**Theorem (inverse function theorem)**:

Let be a function which is continuously differentiable in a neighbourhood such that is invertible. Then there exists an open set with such that is a bijective function with an inverse which is differentiable at and satisfies

- .

**Proof:** We first reduce to the case , and . Indeed, suppose for all those functions the theorem holds, and let now be an arbitrary function satisfying the requirements of the theorem (where the differentiability is given at ). We set

and obtain that is differentiable at with differential and ; the first property follows since we multiply both the function and the linear-affine approximation by and only shift the function, and the second one is seen from inserting . Hence, we obtain an inverse of with it's differential at , and if we now set

- ,

it can be seen that is an inverse of with all the required properties (which is a bit of a tedious exercise, but involves nothing more than the definitions).

Thus let be a function such that , is invertible at and . We define

- .

The differential of this function is zero (since taking the differential is linear and the differential of the function is the identity). Since the function is also continuously differentiable at a small neighbourhood of , we find such that

for all and . Since further , the general mean-value theorem and Cauchy's inequality imply that for and ,

for suitable . Hence,

- (triangle inequality),

and thus, we obtain that our preparatory lemma is applicable, and is a bijection on , whose image is contained within the open set ; thus we may pick , which is open due to the continuity of .

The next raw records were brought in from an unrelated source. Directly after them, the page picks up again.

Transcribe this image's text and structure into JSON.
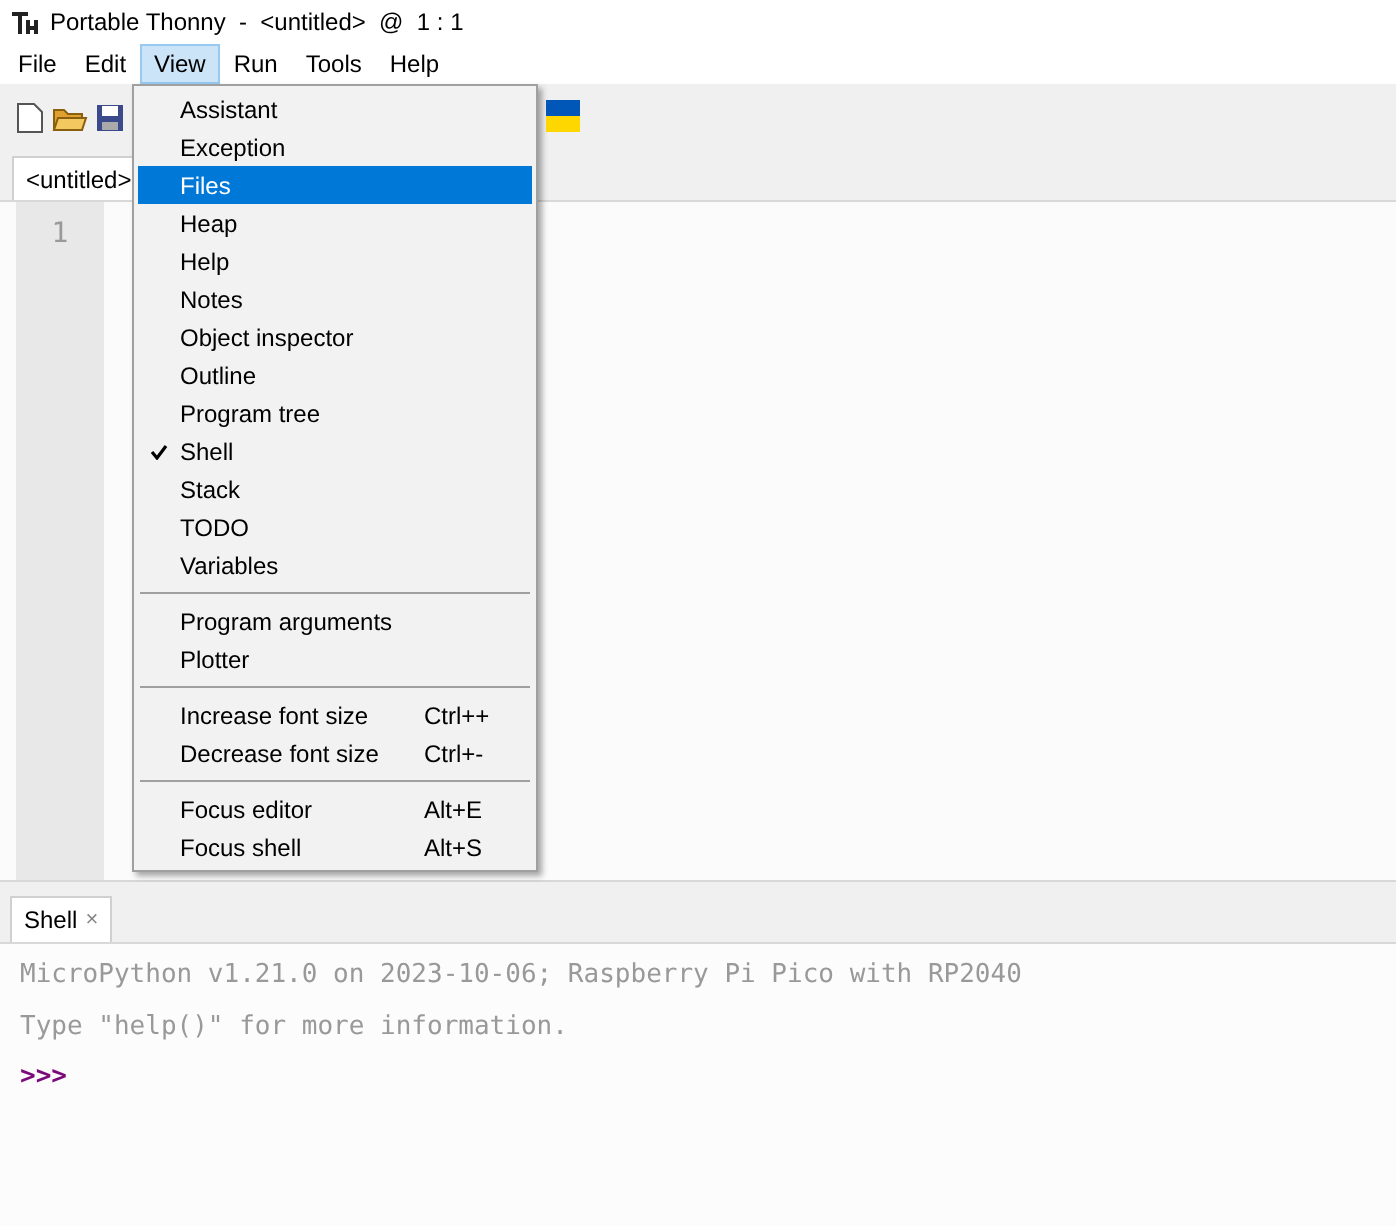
{
  "window": {
    "title": "Portable Thonny  -  <untitled>  @  1 : 1"
  },
  "menubar": [
    {
      "label": "File",
      "selected": false
    },
    {
      "label": "Edit",
      "selected": false
    },
    {
      "label": "View",
      "selected": true
    },
    {
      "label": "Run",
      "selected": false
    },
    {
      "label": "Tools",
      "selected": false
    },
    {
      "label": "Help",
      "selected": false
    }
  ],
  "editor": {
    "tab": "<untitled>",
    "line_numbers": [
      "1"
    ]
  },
  "view_menu": [
    {
      "kind": "item",
      "label": "Assistant",
      "checked": false,
      "selected": false
    },
    {
      "kind": "item",
      "label": "Exception",
      "checked": false,
      "selected": false
    },
    {
      "kind": "item",
      "label": "Files",
      "checked": false,
      "selected": true
    },
    {
      "kind": "item",
      "label": "Heap",
      "checked": false,
      "selected": false
    },
    {
      "kind": "item",
      "label": "Help",
      "checked": false,
      "selected": false
    },
    {
      "kind": "item",
      "label": "Notes",
      "checked": false,
      "selected": false
    },
    {
      "kind": "item",
      "label": "Object inspector",
      "checked": false,
      "selected": false
    },
    {
      "kind": "item",
      "label": "Outline",
      "checked": false,
      "selected": false
    },
    {
      "kind": "item",
      "label": "Program tree",
      "checked": false,
      "selected": false
    },
    {
      "kind": "item",
      "label": "Shell",
      "checked": true,
      "selected": false
    },
    {
      "kind": "item",
      "label": "Stack",
      "checked": false,
      "selected": false
    },
    {
      "kind": "item",
      "label": "TODO",
      "checked": false,
      "selected": false
    },
    {
      "kind": "item",
      "label": "Variables",
      "checked": false,
      "selected": false
    },
    {
      "kind": "separator"
    },
    {
      "kind": "item",
      "label": "Program arguments",
      "checked": false,
      "selected": false
    },
    {
      "kind": "item",
      "label": "Plotter",
      "checked": false,
      "selected": false
    },
    {
      "kind": "separator"
    },
    {
      "kind": "item",
      "label": "Increase font size",
      "shortcut": "Ctrl++",
      "checked": false,
      "selected": false
    },
    {
      "kind": "item",
      "label": "Decrease font size",
      "shortcut": "Ctrl+-",
      "checked": false,
      "selected": false
    },
    {
      "kind": "separator"
    },
    {
      "kind": "item",
      "label": "Focus editor",
      "shortcut": "Alt+E",
      "checked": false,
      "selected": false
    },
    {
      "kind": "item",
      "label": "Focus shell",
      "shortcut": "Alt+S",
      "checked": false,
      "selected": false
    }
  ],
  "shell": {
    "tab": "Shell",
    "close": "×",
    "lines": [
      {
        "kind": "output",
        "text": "MicroPython v1.21.0 on 2023-10-06; Raspberry Pi Pico with RP2040"
      },
      {
        "kind": "output",
        "text": "Type \"help()\" for more information."
      },
      {
        "kind": "prompt",
        "text": ">>>"
      }
    ]
  }
}
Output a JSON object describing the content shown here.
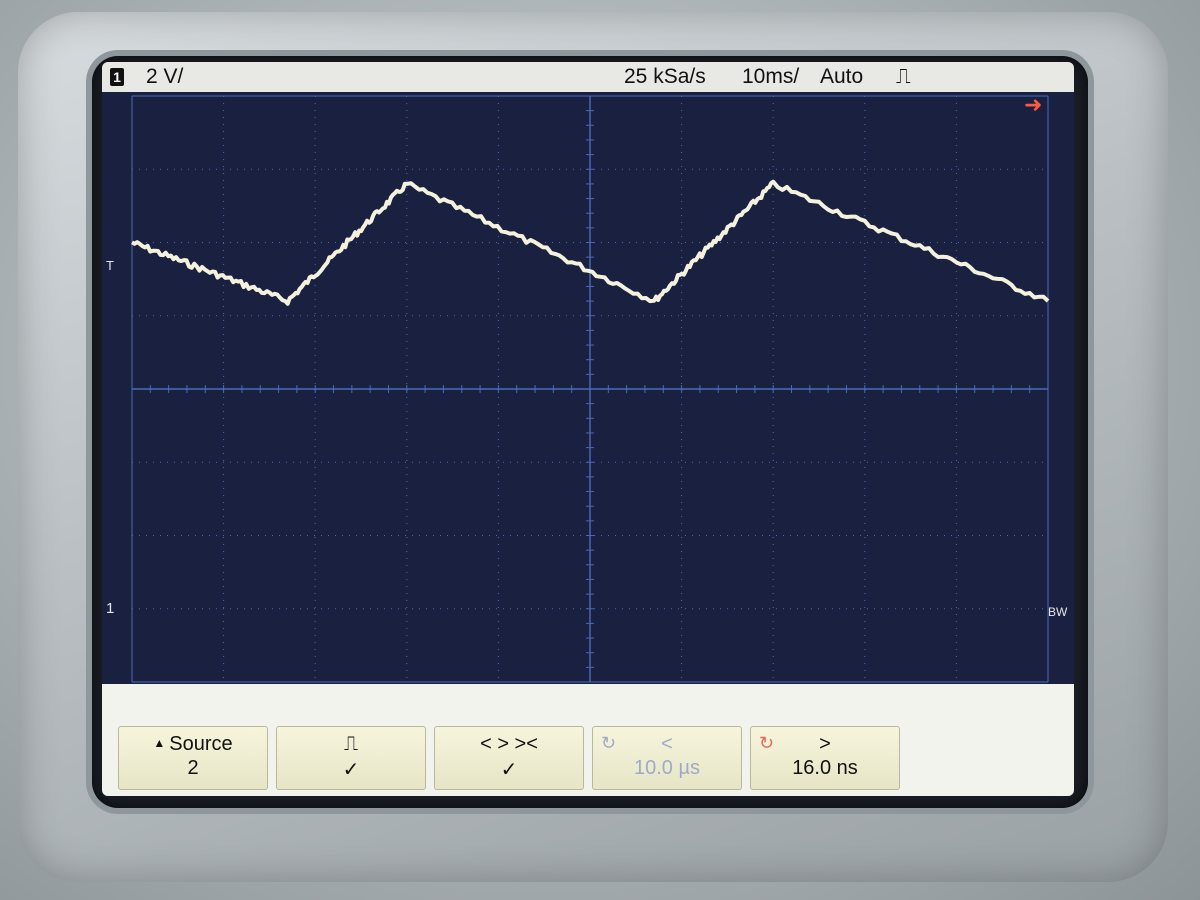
{
  "status": {
    "channel_number": "1",
    "volts_per_div": "2 V/",
    "sample_rate": "25 kSa/s",
    "time_per_div": "10ms/",
    "trigger_mode": "Auto",
    "trigger_type_icon": "rising-edge-pulse-icon"
  },
  "markers": {
    "trigger_position_icon": "right-arrow-icon",
    "channel_ground_label": "1",
    "trigger_level_label": "T",
    "bw_label": "BW"
  },
  "softkeys": [
    {
      "line1": "Source",
      "line2": "2",
      "icon": "up-triangle-icon"
    },
    {
      "line1": "⎍",
      "line2": "✓",
      "icon": "pulse-icon"
    },
    {
      "line1": "< >  ><",
      "line2": "✓",
      "icon": "qualifier-icon"
    },
    {
      "line1": "<",
      "line2": "10.0 µs",
      "icon": "knob-icon"
    },
    {
      "line1": ">",
      "line2": "16.0 ns",
      "icon": "knob-icon"
    }
  ],
  "colors": {
    "screen_bg": "#1a2040",
    "grid": "#4a6ab8",
    "trace": "#f4f1dc",
    "softkey_bg": "#f6f5dc",
    "trigger_marker": "#ff5a3c"
  },
  "chart_data": {
    "type": "line",
    "xlim": [
      0,
      100
    ],
    "ylim": [
      -8,
      8
    ],
    "x": [
      0,
      17,
      30,
      57,
      70,
      100
    ],
    "series": [
      {
        "values": [
          4.0,
          2.4,
          5.6,
          2.4,
          5.6,
          2.4
        ]
      }
    ]
  }
}
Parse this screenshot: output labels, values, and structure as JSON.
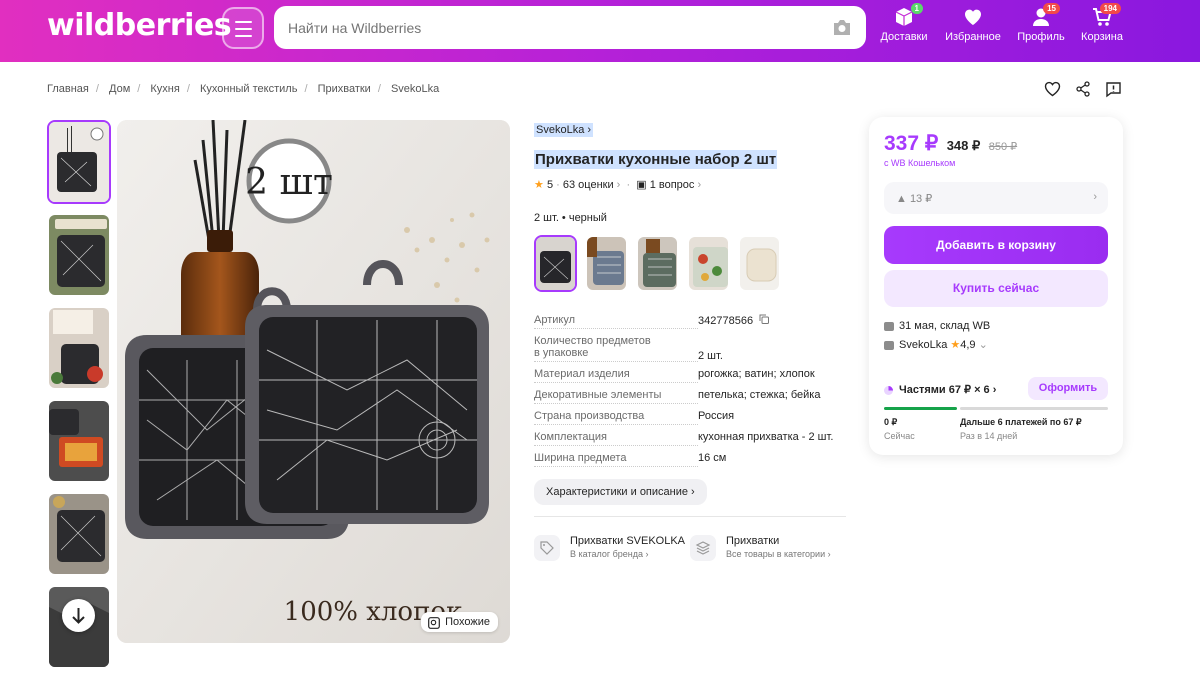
{
  "header": {
    "logo": "wildberries",
    "search_placeholder": "Найти на Wildberries",
    "nav": [
      {
        "label": "Доставки",
        "icon": "box-icon",
        "badge": "1"
      },
      {
        "label": "Избранное",
        "icon": "heart-icon",
        "badge": ""
      },
      {
        "label": "Профиль",
        "icon": "user-icon",
        "badge": "15"
      },
      {
        "label": "Корзина",
        "icon": "cart-icon",
        "badge": "194"
      }
    ]
  },
  "breadcrumbs": [
    "Главная",
    "Дом",
    "Кухня",
    "Кухонный текстиль",
    "Прихватки",
    "SvekoLka"
  ],
  "gallery": {
    "similar_label": "Похожие",
    "main_text_count": "2 шт",
    "main_text_material": "100% хлопок"
  },
  "product": {
    "brand": "SvekoLka",
    "title": "Прихватки кухонные набор 2 шт",
    "rating": "5",
    "reviews": "63 оценки",
    "questions": "1 вопрос",
    "variant": "2 шт. • черный",
    "specs": [
      {
        "k": "Артикул",
        "v": "342778566"
      },
      {
        "k": "Количество предметов в упаковке",
        "v": "2 шт."
      },
      {
        "k": "Материал изделия",
        "v": "рогожка; ватин; хлопок"
      },
      {
        "k": "Декоративные элементы",
        "v": "петелька; стежка; бейка"
      },
      {
        "k": "Страна производства",
        "v": "Россия"
      },
      {
        "k": "Комплектация",
        "v": "кухонная прихватка - 2 шт."
      },
      {
        "k": "Ширина предмета",
        "v": "16 см"
      }
    ],
    "char_button": "Характеристики и описание",
    "links": [
      {
        "title": "Прихватки SVEKOLKA",
        "sub": "В каталог бренда"
      },
      {
        "title": "Прихватки",
        "sub": "Все товары в категории"
      }
    ]
  },
  "buy": {
    "price": "337 ₽",
    "price_old_wallet": "348 ₽",
    "price_old": "850 ₽",
    "wallet_note": "с WB Кошельком",
    "delta": "▲ 13 ₽",
    "add_to_cart": "Добавить в корзину",
    "buy_now": "Купить сейчас",
    "delivery": "31 мая, склад WB",
    "seller": "SvekoLka",
    "seller_rating": "4,9",
    "installments": "Частями 67 ₽ × 6",
    "installments_button": "Оформить",
    "pay_now": "0 ₽",
    "pay_now_label": "Сейчас",
    "pay_later": "Дальше 6 платежей по 67 ₽",
    "pay_later_label": "Раз в 14 дней"
  },
  "colors": {
    "accent": "#a73afd",
    "header_start": "#e12fc0",
    "header_end": "#8a18df"
  }
}
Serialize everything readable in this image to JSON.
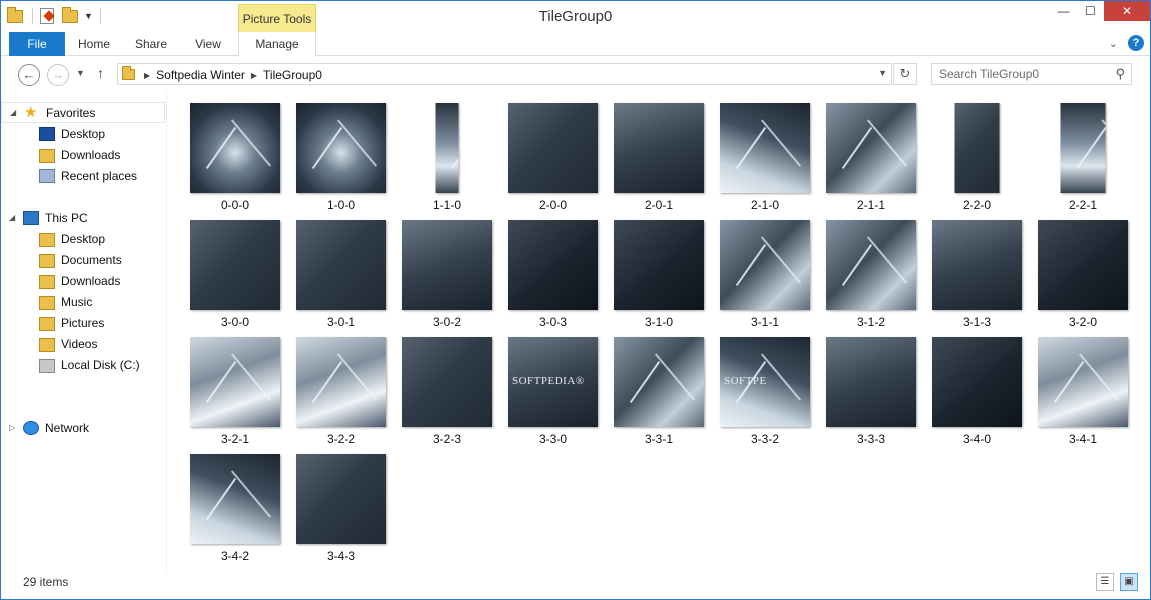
{
  "window": {
    "title": "TileGroup0",
    "context_tab": "Picture Tools"
  },
  "ribbon": {
    "tabs": [
      "File",
      "Home",
      "Share",
      "View",
      "Manage"
    ]
  },
  "address": {
    "crumbs": [
      "Softpedia Winter",
      "TileGroup0"
    ],
    "search_placeholder": "Search TileGroup0"
  },
  "navpane": {
    "favorites": {
      "label": "Favorites",
      "items": [
        "Desktop",
        "Downloads",
        "Recent places"
      ]
    },
    "thispc": {
      "label": "This PC",
      "items": [
        "Desktop",
        "Documents",
        "Downloads",
        "Music",
        "Pictures",
        "Videos",
        "Local Disk (C:)"
      ]
    },
    "network": {
      "label": "Network"
    }
  },
  "files": [
    {
      "name": "0-0-0",
      "shape": "square",
      "tone": "ice1"
    },
    {
      "name": "1-0-0",
      "shape": "square",
      "tone": "ice1"
    },
    {
      "name": "1-1-0",
      "shape": "narrow",
      "tone": "ice2"
    },
    {
      "name": "2-0-0",
      "shape": "square",
      "tone": "dark"
    },
    {
      "name": "2-0-1",
      "shape": "square",
      "tone": "dark2"
    },
    {
      "name": "2-1-0",
      "shape": "square",
      "tone": "ice3"
    },
    {
      "name": "2-1-1",
      "shape": "square",
      "tone": "ice4"
    },
    {
      "name": "2-2-0",
      "shape": "mid",
      "tone": "dark"
    },
    {
      "name": "2-2-1",
      "shape": "mid",
      "tone": "ice2"
    },
    {
      "name": "3-0-0",
      "shape": "square",
      "tone": "dark"
    },
    {
      "name": "3-0-1",
      "shape": "square",
      "tone": "dark"
    },
    {
      "name": "3-0-2",
      "shape": "square",
      "tone": "dark2"
    },
    {
      "name": "3-0-3",
      "shape": "square",
      "tone": "dark3"
    },
    {
      "name": "3-1-0",
      "shape": "square",
      "tone": "dark3"
    },
    {
      "name": "3-1-1",
      "shape": "square",
      "tone": "ice4"
    },
    {
      "name": "3-1-2",
      "shape": "square",
      "tone": "ice4"
    },
    {
      "name": "3-1-3",
      "shape": "square",
      "tone": "dark2"
    },
    {
      "name": "3-2-0",
      "shape": "square",
      "tone": "dark3"
    },
    {
      "name": "3-2-1",
      "shape": "square",
      "tone": "ice5"
    },
    {
      "name": "3-2-2",
      "shape": "square",
      "tone": "ice5"
    },
    {
      "name": "3-2-3",
      "shape": "square",
      "tone": "dark"
    },
    {
      "name": "3-3-0",
      "shape": "square",
      "tone": "dark2",
      "watermark": "SOFTPEDIA®"
    },
    {
      "name": "3-3-1",
      "shape": "square",
      "tone": "ice4"
    },
    {
      "name": "3-3-2",
      "shape": "square",
      "tone": "ice3",
      "watermark": "SOFTPE"
    },
    {
      "name": "3-3-3",
      "shape": "square",
      "tone": "dark2"
    },
    {
      "name": "3-4-0",
      "shape": "square",
      "tone": "dark3"
    },
    {
      "name": "3-4-1",
      "shape": "square",
      "tone": "ice5"
    },
    {
      "name": "3-4-2",
      "shape": "square",
      "tone": "ice3"
    },
    {
      "name": "3-4-3",
      "shape": "square",
      "tone": "dark"
    }
  ],
  "status": {
    "item_count": "29 items"
  },
  "colors": {
    "accent": "#1979ca",
    "context_tab": "#f7e98e",
    "close_button": "#c7423a"
  }
}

Thus, the most important part of the theorem is already done. All that is left to do is to prove differentiability of at . Now we even prove the slightly stronger claim that the differential of at is given by the identity, although this would also follow from the chain rule once differentiability is proven.

Note now that the contraction identity for implies the following bounds on :

- .

The second bound follows from

- ,

and the first bound follows from

- .

Now for the differentiability at . We have, by substitution of limits (as is continuous and ):

where the last expression converges to zero due to the differentiability of at with differential the identity, and the sandwhich criterion applied to the expressions

and

- .